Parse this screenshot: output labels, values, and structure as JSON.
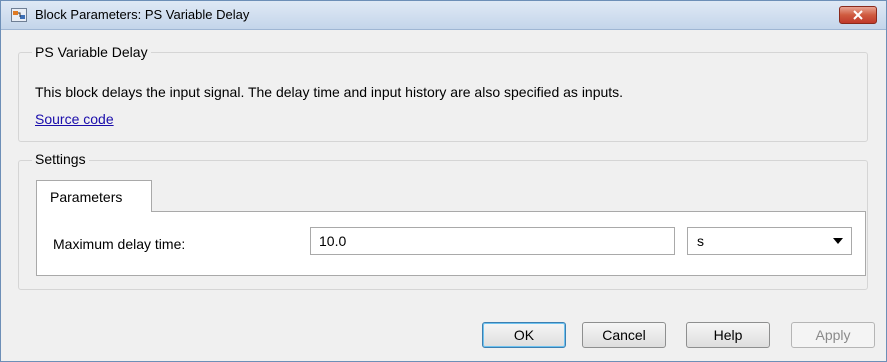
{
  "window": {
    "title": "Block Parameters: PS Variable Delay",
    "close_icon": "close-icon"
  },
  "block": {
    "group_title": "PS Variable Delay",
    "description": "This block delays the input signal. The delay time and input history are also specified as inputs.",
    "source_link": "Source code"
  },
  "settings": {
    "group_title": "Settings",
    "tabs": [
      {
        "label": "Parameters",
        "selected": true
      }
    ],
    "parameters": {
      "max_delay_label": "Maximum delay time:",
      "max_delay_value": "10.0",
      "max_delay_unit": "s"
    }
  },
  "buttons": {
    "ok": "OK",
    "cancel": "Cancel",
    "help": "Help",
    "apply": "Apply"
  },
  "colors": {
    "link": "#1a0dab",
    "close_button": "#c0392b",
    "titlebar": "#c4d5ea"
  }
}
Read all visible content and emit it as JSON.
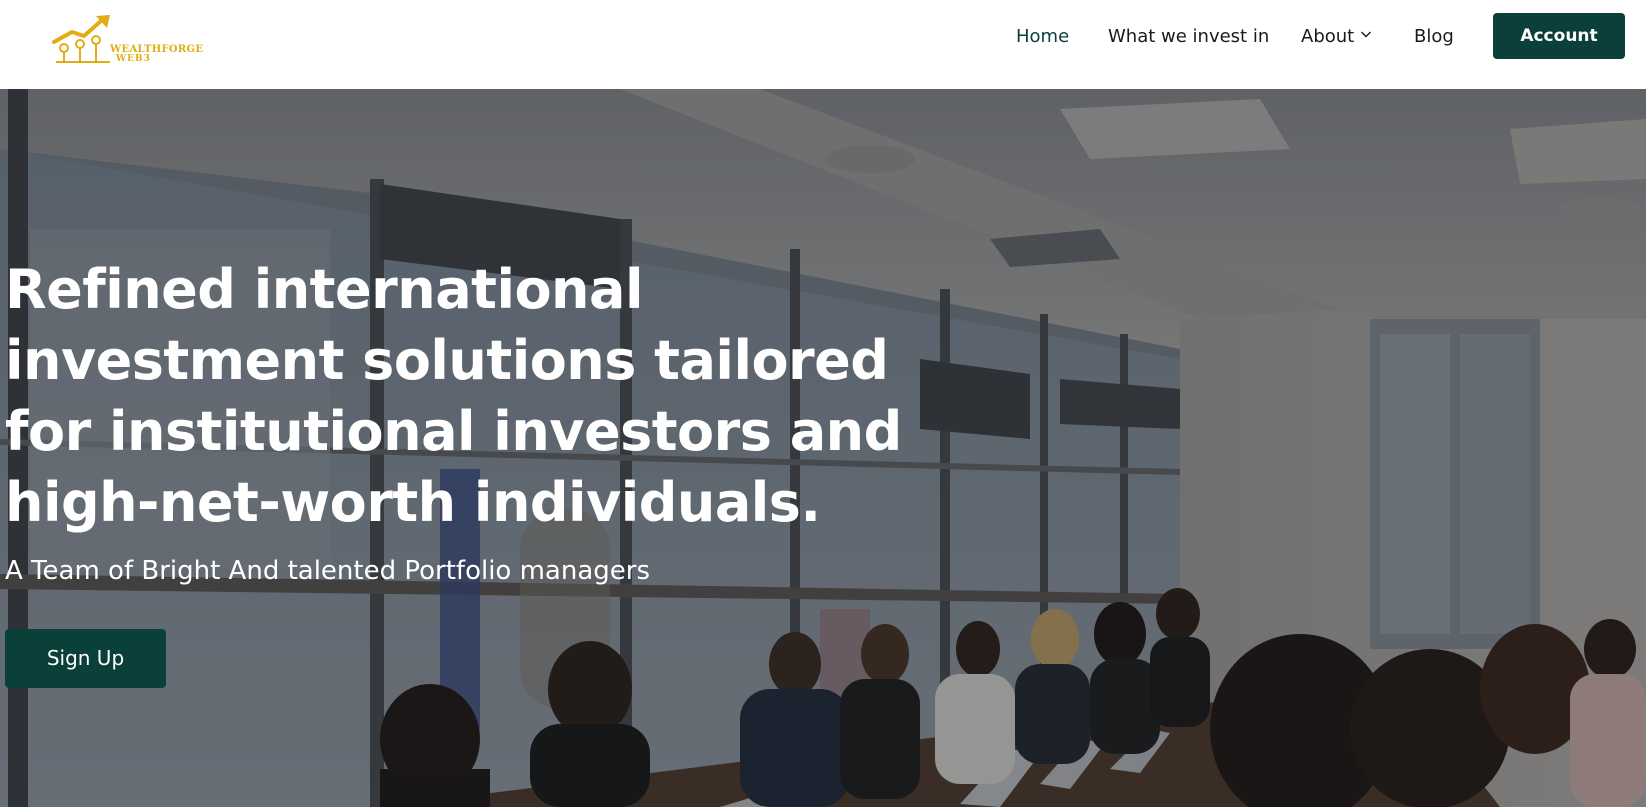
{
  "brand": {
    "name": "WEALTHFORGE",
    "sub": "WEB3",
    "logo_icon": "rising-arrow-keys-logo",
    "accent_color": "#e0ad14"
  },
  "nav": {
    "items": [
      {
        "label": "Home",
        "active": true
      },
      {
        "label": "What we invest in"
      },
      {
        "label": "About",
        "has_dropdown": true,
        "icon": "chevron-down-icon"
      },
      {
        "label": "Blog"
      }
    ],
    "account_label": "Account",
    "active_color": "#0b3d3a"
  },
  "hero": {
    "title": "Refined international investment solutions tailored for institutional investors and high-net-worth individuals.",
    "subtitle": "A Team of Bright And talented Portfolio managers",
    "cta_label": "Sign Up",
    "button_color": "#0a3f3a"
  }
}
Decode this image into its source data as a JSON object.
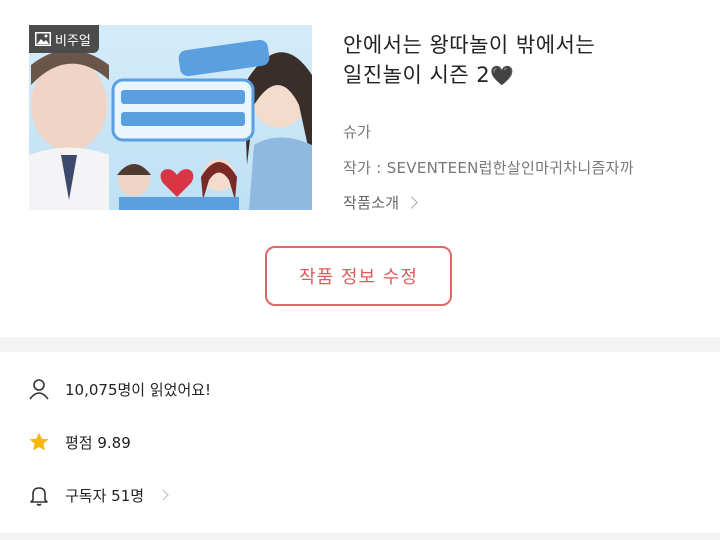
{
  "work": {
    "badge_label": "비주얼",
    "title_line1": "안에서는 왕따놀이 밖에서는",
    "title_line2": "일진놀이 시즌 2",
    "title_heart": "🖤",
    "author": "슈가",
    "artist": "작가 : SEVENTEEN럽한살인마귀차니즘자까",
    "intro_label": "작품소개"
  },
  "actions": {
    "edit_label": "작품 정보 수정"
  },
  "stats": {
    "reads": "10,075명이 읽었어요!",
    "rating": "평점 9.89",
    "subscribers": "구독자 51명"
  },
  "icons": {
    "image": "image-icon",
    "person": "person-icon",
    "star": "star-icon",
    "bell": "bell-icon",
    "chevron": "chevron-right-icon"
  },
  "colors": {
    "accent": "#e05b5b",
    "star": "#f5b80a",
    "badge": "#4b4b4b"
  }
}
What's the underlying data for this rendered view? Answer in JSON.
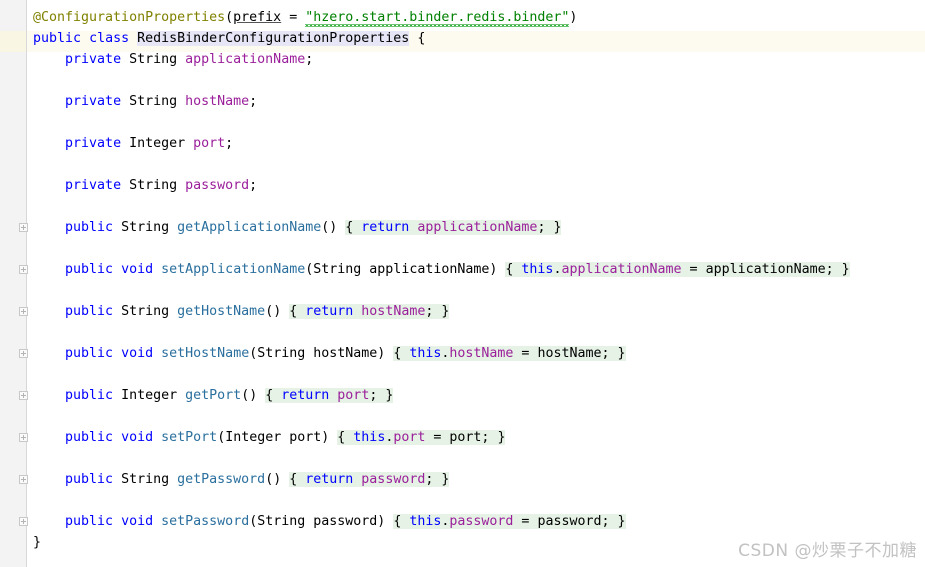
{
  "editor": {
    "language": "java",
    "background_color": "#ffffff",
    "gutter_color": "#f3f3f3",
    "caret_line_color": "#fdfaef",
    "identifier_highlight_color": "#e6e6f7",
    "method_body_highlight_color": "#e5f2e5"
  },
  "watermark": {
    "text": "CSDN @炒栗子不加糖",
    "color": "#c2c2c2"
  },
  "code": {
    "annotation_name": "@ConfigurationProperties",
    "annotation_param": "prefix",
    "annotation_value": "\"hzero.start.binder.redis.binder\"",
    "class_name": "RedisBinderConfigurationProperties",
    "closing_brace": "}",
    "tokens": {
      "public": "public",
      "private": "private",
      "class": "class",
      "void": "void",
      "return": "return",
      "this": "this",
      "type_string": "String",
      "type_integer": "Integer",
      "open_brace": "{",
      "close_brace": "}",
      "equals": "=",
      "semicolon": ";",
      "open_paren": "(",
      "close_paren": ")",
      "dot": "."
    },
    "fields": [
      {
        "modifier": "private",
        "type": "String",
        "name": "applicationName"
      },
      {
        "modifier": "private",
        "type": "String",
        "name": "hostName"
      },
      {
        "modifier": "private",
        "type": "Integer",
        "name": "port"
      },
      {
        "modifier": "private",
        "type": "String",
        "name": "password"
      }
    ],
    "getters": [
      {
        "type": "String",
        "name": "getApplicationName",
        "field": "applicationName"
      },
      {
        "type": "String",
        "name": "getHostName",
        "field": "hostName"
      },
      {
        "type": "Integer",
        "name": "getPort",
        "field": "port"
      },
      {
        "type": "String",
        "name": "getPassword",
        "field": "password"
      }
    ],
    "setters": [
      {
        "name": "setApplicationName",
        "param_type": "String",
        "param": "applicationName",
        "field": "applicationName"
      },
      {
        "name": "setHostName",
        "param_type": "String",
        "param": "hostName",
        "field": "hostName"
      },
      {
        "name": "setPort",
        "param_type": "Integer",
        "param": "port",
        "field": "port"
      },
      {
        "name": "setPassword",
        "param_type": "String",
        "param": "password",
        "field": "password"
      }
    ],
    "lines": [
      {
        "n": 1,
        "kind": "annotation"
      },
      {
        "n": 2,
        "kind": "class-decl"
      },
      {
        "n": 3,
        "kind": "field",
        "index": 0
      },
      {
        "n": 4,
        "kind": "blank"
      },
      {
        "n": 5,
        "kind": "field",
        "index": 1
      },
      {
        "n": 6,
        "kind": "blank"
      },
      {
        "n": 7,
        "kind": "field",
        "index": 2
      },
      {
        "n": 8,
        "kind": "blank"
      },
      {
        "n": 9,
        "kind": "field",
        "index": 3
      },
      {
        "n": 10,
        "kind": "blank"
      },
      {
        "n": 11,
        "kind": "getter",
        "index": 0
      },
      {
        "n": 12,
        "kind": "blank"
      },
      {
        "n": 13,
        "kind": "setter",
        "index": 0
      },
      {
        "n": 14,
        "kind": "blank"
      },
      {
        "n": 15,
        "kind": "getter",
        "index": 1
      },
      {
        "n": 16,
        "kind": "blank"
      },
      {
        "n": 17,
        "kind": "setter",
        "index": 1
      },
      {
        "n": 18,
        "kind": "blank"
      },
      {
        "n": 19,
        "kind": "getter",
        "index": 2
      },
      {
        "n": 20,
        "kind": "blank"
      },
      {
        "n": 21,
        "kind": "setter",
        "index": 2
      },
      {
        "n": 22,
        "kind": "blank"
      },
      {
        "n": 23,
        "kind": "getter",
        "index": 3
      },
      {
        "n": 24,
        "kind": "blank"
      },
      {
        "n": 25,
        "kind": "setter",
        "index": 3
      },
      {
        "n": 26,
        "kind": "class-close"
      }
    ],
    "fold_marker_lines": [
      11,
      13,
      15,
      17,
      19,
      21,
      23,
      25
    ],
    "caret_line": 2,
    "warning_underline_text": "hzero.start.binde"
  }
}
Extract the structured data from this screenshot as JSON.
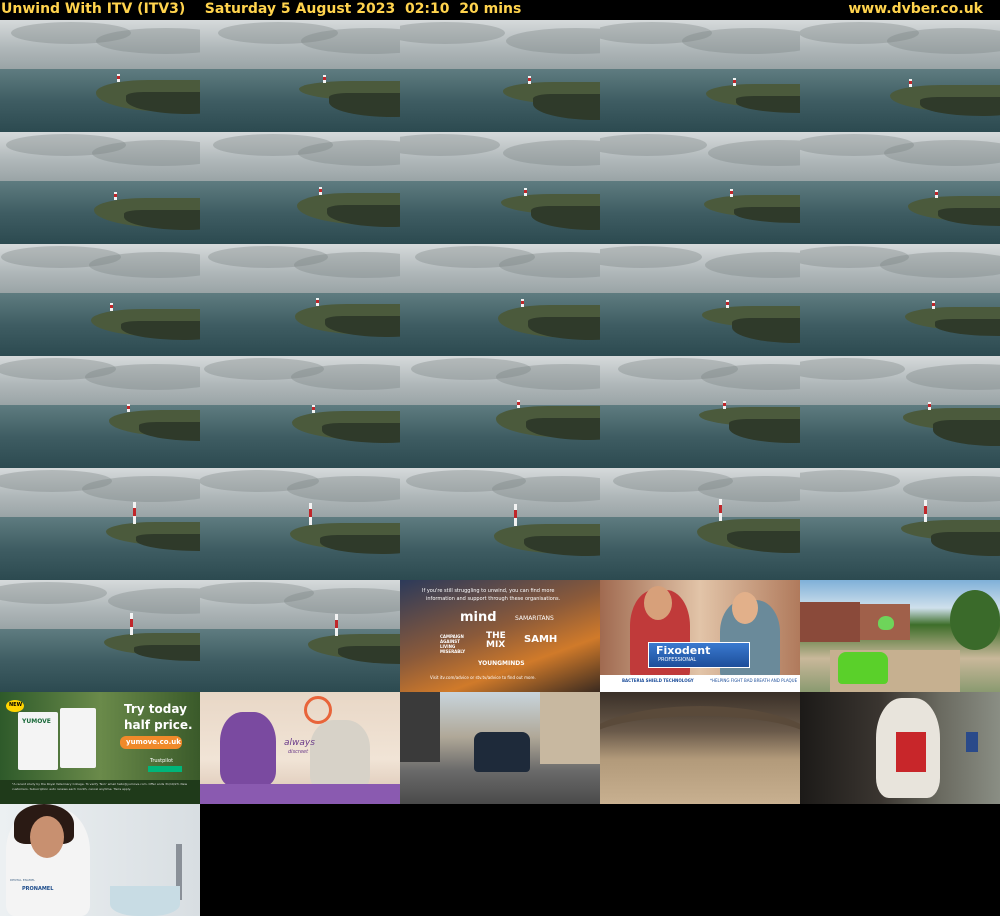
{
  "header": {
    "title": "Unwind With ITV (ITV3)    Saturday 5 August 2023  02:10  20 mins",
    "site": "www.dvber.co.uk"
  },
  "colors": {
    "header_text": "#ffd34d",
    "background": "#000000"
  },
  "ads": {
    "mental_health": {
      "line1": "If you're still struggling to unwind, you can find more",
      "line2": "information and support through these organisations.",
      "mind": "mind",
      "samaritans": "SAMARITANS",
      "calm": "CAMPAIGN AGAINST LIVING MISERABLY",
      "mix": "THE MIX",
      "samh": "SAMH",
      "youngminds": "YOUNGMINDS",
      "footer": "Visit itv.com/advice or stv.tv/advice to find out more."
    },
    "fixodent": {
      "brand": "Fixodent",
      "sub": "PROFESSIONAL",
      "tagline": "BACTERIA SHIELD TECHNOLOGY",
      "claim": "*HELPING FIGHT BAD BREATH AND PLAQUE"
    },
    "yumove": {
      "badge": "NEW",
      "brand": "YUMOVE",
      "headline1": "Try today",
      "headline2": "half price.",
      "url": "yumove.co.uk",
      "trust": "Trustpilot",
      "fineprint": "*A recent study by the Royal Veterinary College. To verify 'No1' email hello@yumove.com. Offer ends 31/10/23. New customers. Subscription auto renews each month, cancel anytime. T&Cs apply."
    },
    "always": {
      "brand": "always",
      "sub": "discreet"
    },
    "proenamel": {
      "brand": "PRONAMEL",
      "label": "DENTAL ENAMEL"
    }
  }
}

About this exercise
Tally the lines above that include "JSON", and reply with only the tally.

Solved exercise
5